- **EXERCISE**
The listing that follows is to be output in full and without change.

[STORED DATA — start]

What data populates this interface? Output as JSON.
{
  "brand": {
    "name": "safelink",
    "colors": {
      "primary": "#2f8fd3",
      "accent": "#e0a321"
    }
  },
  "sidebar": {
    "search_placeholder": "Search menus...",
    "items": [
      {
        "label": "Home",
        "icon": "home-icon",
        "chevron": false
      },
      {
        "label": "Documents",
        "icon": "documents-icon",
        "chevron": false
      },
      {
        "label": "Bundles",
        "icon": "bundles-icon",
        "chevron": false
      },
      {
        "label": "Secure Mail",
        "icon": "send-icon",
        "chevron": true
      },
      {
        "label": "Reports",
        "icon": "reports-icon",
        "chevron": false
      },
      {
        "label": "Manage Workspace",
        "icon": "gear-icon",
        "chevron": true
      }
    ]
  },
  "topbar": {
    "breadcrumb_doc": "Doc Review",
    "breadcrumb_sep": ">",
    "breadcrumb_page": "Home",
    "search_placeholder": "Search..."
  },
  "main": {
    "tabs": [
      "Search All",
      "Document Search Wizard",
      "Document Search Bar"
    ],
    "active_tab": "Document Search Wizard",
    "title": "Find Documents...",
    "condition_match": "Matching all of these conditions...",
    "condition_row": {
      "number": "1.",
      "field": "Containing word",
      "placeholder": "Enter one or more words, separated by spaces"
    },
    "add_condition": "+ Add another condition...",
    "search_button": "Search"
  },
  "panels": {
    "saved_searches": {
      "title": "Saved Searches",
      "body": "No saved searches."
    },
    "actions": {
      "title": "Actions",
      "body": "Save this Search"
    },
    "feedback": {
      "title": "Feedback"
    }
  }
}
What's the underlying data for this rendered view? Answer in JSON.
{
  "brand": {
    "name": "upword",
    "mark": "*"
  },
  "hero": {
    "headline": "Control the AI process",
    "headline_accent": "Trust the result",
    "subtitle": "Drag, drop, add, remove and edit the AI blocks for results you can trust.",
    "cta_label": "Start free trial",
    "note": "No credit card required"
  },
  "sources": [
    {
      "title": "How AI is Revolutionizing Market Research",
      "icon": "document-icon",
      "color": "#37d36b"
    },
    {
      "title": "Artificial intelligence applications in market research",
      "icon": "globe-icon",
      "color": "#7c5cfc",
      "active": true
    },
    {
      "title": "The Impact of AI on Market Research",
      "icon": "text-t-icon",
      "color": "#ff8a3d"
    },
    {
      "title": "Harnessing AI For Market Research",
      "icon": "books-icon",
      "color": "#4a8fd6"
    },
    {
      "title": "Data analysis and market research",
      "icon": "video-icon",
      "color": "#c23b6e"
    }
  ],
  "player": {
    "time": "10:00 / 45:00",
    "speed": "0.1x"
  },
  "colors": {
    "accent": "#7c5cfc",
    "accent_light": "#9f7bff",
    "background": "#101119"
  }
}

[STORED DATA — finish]

- **RESPONSE BOX**
What data populates this interface? Output as JSON.
{
  "brand": {
    "name": "safelink",
    "colors": {
      "primary": "#2f8fd3",
      "accent": "#e0a321"
    }
  },
  "sidebar": {
    "search_placeholder": "Search menus...",
    "items": [
      {
        "label": "Home",
        "icon": "home-icon",
        "chevron": false
      },
      {
        "label": "Documents",
        "icon": "documents-icon",
        "chevron": false
      },
      {
        "label": "Bundles",
        "icon": "bundles-icon",
        "chevron": false
      },
      {
        "label": "Secure Mail",
        "icon": "send-icon",
        "chevron": true
      },
      {
        "label": "Reports",
        "icon": "reports-icon",
        "chevron": false
      },
      {
        "label": "Manage Workspace",
        "icon": "gear-icon",
        "chevron": true
      }
    ]
  },
  "topbar": {
    "breadcrumb_doc": "Doc Review",
    "breadcrumb_sep": ">",
    "breadcrumb_page": "Home",
    "search_placeholder": "Search..."
  },
  "main": {
    "tabs": [
      "Search All",
      "Document Search Wizard",
      "Document Search Bar"
    ],
    "active_tab": "Document Search Wizard",
    "title": "Find Documents...",
    "condition_match": "Matching all of these conditions...",
    "condition_row": {
      "number": "1.",
      "field": "Containing word",
      "placeholder": "Enter one or more words, separated by spaces"
    },
    "add_condition": "+ Add another condition...",
    "search_button": "Search"
  },
  "panels": {
    "saved_searches": {
      "title": "Saved Searches",
      "body": "No saved searches."
    },
    "actions": {
      "title": "Actions",
      "body": "Save this Search"
    },
    "feedback": {
      "title": "Feedback"
    }
  }
}
What's the underlying data for this rendered view? Answer in JSON.
{
  "brand": {
    "name": "upword",
    "mark": "*"
  },
  "hero": {
    "headline": "Control the AI process",
    "headline_accent": "Trust the result",
    "subtitle": "Drag, drop, add, remove and edit the AI blocks for results you can trust.",
    "cta_label": "Start free trial",
    "note": "No credit card required"
  },
  "sources": [
    {
      "title": "How AI is Revolutionizing Market Research",
      "icon": "document-icon",
      "color": "#37d36b"
    },
    {
      "title": "Artificial intelligence applications in market research",
      "icon": "globe-icon",
      "color": "#7c5cfc",
      "active": true
    },
    {
      "title": "The Impact of AI on Market Research",
      "icon": "text-t-icon",
      "color": "#ff8a3d"
    },
    {
      "title": "Harnessing AI For Market Research",
      "icon": "books-icon",
      "color": "#4a8fd6"
    },
    {
      "title": "Data analysis and market research",
      "icon": "video-icon",
      "color": "#c23b6e"
    }
  ],
  "player": {
    "time": "10:00 / 45:00",
    "speed": "0.1x"
  },
  "colors": {
    "accent": "#7c5cfc",
    "accent_light": "#9f7bff",
    "background": "#101119"
  }
}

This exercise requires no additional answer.